  5. i think that i have found the type of detail i was looking for, below. In this case it looks like its proposed a double DPC (14 and 17), not sure the reason why but i am sure there is a good one!
  6. So this is the type of detailing i have seen from the LABC, with a step down from FFL to the surrounding ground. what i want to see is what happens when you have the ground level the same as the FFL. Is it just a question of raising the bricks and DPC up so that there is the minimum 150mm gap to the DPC / bottom of render.
  7. I am trying to out the best way to go with this. The house is going to be rendered painted white, with grey windows. I am not sure what to do below DPC, either rendered as per @Russell griffiths detail or have a few courses of black brick and mortar (below left) The issue that i have is to all the thresholds on ground floor are level, and not sure what happens where the DPC is for level thresholds. Can anyone shed any light?
  8. It looks like 3 is the magic number
  9. Has anyone done WAC testing before? How many samples did you have to have analysed to be accepted to inert landfill. I have a quote to to WAC testing on a minimum of 3 samples for a single house plot. This seems a bit excessive, is this the norm?
  10. Ekk! at least that wasn't your dropped boll$%k, that is a horror story and has me starting to worry about my 300mm slab / retaining wall foundation.
  11. Maybe in materials, but you will have to consider the extra excavation and muck away costs.
  12. With lightweight blocks and dritherm this comes to about 0.20. It's what I am looking to build. I think it drops by 0.01 if you use aerated blocks internally.
  13. I haven't even started on site and just found out full WAC testing wasn't done for the soil samples (my mistake), so can't send the excavated earth to landfill. Hopefully i can get it tested and back before i want to start! Go on, what have been the forum's best / worst clangers, as i am sure i am going to have loads to come.

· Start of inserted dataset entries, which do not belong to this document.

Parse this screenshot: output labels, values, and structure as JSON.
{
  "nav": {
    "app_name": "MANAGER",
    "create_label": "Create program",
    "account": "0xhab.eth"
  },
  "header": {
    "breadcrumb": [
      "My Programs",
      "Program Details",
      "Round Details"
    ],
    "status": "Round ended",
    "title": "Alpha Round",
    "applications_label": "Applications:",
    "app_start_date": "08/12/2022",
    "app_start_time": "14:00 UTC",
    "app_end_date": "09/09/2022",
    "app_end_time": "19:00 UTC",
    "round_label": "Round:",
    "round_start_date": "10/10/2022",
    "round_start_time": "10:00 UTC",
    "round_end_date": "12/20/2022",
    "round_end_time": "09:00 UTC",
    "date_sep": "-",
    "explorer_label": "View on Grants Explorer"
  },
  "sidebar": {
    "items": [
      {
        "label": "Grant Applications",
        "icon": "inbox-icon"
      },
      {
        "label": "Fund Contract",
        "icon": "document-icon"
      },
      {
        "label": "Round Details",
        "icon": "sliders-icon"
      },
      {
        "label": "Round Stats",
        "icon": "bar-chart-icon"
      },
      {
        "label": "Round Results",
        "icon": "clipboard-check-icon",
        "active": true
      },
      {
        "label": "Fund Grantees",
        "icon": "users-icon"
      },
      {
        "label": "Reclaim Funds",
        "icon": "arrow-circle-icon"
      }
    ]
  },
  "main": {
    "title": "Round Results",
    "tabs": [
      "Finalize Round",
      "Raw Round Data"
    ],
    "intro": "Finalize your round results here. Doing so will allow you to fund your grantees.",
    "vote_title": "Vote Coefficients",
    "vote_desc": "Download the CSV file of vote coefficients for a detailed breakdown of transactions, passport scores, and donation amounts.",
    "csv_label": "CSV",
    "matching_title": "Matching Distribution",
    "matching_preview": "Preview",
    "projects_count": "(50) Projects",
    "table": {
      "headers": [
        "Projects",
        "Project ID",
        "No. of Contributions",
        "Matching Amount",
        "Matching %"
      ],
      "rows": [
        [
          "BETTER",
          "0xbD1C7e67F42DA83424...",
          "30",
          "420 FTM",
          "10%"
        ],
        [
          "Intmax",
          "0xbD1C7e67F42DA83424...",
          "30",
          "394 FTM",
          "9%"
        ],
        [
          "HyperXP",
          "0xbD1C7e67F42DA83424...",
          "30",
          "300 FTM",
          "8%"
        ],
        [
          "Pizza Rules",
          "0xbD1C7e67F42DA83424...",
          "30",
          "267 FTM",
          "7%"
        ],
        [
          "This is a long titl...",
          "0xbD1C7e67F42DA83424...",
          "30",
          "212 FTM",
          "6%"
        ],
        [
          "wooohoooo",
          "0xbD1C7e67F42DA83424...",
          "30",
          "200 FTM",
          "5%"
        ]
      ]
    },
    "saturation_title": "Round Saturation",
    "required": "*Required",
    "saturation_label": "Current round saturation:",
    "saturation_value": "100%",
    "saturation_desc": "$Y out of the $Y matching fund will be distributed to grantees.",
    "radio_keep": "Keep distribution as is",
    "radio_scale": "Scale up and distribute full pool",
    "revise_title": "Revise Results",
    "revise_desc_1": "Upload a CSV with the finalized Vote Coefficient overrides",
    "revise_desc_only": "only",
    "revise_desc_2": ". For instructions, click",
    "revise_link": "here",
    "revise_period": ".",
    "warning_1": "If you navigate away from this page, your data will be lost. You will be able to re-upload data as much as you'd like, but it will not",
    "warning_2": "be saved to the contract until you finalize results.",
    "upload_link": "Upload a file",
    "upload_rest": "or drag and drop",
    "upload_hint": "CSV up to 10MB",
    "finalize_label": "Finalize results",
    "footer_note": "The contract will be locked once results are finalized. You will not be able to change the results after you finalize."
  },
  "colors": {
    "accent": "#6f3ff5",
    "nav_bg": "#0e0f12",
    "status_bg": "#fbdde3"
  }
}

  14. The expanding foam isn't good at stopping sound, and you are likely hearing a good deal of flanking noise coming round the window. Once the plaster board is on and is sealed externally it will make a difference.